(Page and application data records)

__________________________________________________

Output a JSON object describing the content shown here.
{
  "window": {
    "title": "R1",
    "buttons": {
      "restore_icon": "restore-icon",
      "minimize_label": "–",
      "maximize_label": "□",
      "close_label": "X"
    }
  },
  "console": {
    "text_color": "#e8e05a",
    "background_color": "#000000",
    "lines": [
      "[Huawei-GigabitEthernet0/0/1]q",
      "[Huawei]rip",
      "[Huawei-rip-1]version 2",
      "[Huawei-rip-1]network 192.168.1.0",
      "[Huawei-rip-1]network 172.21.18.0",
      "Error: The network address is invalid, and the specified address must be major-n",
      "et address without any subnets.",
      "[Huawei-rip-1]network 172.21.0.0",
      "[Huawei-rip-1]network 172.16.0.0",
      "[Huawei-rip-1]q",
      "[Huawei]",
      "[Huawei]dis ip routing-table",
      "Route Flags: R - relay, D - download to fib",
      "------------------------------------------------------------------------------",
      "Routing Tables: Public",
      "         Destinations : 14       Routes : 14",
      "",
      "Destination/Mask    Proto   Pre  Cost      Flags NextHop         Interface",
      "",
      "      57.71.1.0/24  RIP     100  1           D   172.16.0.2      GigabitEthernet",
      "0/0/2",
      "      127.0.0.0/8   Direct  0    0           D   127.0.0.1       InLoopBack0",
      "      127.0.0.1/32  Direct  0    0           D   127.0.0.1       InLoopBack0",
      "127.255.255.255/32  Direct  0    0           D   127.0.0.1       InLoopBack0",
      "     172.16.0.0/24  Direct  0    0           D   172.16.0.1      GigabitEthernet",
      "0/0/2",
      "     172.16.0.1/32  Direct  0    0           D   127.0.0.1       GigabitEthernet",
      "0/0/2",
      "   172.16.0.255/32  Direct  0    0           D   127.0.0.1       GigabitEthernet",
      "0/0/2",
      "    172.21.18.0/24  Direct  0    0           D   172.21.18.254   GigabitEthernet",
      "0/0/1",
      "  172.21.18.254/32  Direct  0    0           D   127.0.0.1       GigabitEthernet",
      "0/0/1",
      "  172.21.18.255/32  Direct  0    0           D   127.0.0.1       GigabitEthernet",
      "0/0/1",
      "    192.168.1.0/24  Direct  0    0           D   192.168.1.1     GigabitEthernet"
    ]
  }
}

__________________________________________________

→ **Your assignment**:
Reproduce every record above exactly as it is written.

→ **Final answer**:
Output a JSON object describing the content shown here.
{
  "window": {
    "title": "R1",
    "buttons": {
      "restore_icon": "restore-icon",
      "minimize_label": "–",
      "maximize_label": "□",
      "close_label": "X"
    }
  },
  "console": {
    "text_color": "#e8e05a",
    "background_color": "#000000",
    "lines": [
      "[Huawei-GigabitEthernet0/0/1]q",
      "[Huawei]rip",
      "[Huawei-rip-1]version 2",
      "[Huawei-rip-1]network 192.168.1.0",
      "[Huawei-rip-1]network 172.21.18.0",
      "Error: The network address is invalid, and the specified address must be major-n",
      "et address without any subnets.",
      "[Huawei-rip-1]network 172.21.0.0",
      "[Huawei-rip-1]network 172.16.0.0",
      "[Huawei-rip-1]q",
      "[Huawei]",
      "[Huawei]dis ip routing-table",
      "Route Flags: R - relay, D - download to fib",
      "------------------------------------------------------------------------------",
      "Routing Tables: Public",
      "         Destinations : 14       Routes : 14",
      "",
      "Destination/Mask    Proto   Pre  Cost      Flags NextHop         Interface",
      "",
      "      57.71.1.0/24  RIP     100  1           D   172.16.0.2      GigabitEthernet",
      "0/0/2",
      "      127.0.0.0/8   Direct  0    0           D   127.0.0.1       InLoopBack0",
      "      127.0.0.1/32  Direct  0    0           D   127.0.0.1       InLoopBack0",
      "127.255.255.255/32  Direct  0    0           D   127.0.0.1       InLoopBack0",
      "     172.16.0.0/24  Direct  0    0           D   172.16.0.1      GigabitEthernet",
      "0/0/2",
      "     172.16.0.1/32  Direct  0    0           D   127.0.0.1       GigabitEthernet",
      "0/0/2",
      "   172.16.0.255/32  Direct  0    0           D   127.0.0.1       GigabitEthernet",
      "0/0/2",
      "    172.21.18.0/24  Direct  0    0           D   172.21.18.254   GigabitEthernet",
      "0/0/1",
      "  172.21.18.254/32  Direct  0    0           D   127.0.0.1       GigabitEthernet",
      "0/0/1",
      "  172.21.18.255/32  Direct  0    0           D   127.0.0.1       GigabitEthernet",
      "0/0/1",
      "    192.168.1.0/24  Direct  0    0           D   192.168.1.1     GigabitEthernet"
    ]
  }
}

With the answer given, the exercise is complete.